A good chunk of power is available in the mid-range so there’s barely any need to rev the engine to its 6,000rpm redline. Even the power tends to taper off closer to redline. So, for highway speeds, it’s better to ride the strong mid-range torque where it would easily keep up three-digit speeds and does not feel like wanting for more. Tipping the scale at 1,014kg (kerb), the Magnite is comparatively a light car. And this helps with the driving dynamics too, as the motor doesn’t feel like it has a lot of weight to lug around.
Now let’s talk about the CVT automatic. And right off the bat, the Magnite feels peppy. Nissan has managed to tune it extremely well to reduce shift shock and the rubber band effect that CVT gearboxes are known for. It is so good that if you modulate the throttle well, it is hard to notice that this is a CVT gearbox. Acceleration is peppy and there’s plenty of torque at hand which makes overtaking and munching highways a relaxed procedure. Lastly, Nissan also claims a fuel efficiency figure of 17.7kmpl for the CVT and 20kmpl for the manual version.
As for the ride quality, the Nissan seems to have tuned the Magnite for urban habitation. At slower speeds, the suspension setup is soft and very pliant. Everything from small irregularities to criminally-large potholes is well-absorbed without unsettling the occupants. Even the sharp-edged bumps are well taken care of. But when you go faster, the ride seems to lose its poise. There are thuds sent on the inside. On the upside, the 205mm of ground clearance is at par with the rivals and won’t bother you even in the trickiest of urban off-roading. The steering is slightly vague off the centre and there’s not much feedback either. That said, it is quite livable at slow speeds and when the speed increases there’s a good amount of weight added to it as well. However, we’d have loved a slightly better high-speed composure. As for the brakes, they do a good job for city usage, but they lack that solid feel at highway speeds.
When launched on 2 December, the Nissan Magnite range is expected to start at Rs 5.5 lakh and will go up to Rs 9.5 lakh (ex-showroom). So, the Magnite has a huge task at hand.
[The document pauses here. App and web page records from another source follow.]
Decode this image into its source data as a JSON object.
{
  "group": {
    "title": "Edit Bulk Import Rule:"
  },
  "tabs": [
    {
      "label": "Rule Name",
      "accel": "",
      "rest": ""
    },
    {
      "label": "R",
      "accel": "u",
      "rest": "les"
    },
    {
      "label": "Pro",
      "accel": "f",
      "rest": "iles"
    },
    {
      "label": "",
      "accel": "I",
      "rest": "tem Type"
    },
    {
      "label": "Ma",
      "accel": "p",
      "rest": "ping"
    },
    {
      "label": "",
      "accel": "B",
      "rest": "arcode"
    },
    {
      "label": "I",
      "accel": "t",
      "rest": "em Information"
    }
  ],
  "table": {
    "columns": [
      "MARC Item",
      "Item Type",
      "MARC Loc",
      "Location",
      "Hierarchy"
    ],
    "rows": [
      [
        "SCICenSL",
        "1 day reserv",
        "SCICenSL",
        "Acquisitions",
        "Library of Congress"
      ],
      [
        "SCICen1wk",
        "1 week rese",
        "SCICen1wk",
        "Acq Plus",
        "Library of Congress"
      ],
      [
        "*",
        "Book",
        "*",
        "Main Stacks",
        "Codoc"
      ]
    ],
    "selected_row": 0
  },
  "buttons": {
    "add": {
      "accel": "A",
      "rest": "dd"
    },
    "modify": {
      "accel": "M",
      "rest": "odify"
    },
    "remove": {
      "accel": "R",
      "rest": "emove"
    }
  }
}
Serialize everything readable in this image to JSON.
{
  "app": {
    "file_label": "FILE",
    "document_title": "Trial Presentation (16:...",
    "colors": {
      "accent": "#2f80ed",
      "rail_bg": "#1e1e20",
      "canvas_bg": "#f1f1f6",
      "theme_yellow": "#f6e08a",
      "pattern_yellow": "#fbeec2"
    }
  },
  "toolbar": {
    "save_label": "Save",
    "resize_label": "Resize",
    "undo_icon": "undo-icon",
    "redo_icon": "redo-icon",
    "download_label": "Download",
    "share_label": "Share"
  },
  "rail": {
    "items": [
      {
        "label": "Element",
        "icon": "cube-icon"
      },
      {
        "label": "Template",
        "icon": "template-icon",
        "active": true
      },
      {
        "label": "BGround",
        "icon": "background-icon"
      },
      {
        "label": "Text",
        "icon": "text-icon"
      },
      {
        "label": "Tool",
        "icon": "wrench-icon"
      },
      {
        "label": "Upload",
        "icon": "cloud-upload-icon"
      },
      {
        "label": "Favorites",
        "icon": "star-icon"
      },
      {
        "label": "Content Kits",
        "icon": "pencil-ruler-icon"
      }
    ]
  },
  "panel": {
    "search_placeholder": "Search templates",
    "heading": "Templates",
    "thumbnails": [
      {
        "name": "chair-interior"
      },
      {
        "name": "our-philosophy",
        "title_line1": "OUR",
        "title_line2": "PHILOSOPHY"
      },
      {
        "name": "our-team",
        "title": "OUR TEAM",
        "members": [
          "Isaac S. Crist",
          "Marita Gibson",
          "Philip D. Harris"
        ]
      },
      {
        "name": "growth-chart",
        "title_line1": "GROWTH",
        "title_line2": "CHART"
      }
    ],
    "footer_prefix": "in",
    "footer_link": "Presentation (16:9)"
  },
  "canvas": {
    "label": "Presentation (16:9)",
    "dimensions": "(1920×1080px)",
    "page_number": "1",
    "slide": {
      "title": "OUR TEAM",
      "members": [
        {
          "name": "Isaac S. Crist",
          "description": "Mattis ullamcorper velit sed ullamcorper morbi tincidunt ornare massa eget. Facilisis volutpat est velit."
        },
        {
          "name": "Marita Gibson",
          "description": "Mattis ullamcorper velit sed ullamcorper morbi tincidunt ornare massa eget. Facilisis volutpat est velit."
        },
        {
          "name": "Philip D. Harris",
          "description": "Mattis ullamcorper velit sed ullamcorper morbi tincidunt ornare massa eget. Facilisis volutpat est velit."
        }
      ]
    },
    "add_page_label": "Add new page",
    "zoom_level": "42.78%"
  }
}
With its strategic pricing, it needs to get Nissan the sales numbers that have eluded the Japanese manufacturer for a long time. While at it, it will also have to take on some much-established competition. What works in its favour so far are – good design, spacious cabin, loads of features, and a peppy powertrain. It could, however, do with better suspension and steering setup, and better quality of materials on the inside. But these aren’t a deal-breaker in any way. We just hope Nissan sorts out its dealership and service network because the Magnite is a product with a lot of potentials.
Pictures by Kaustubh Gandhi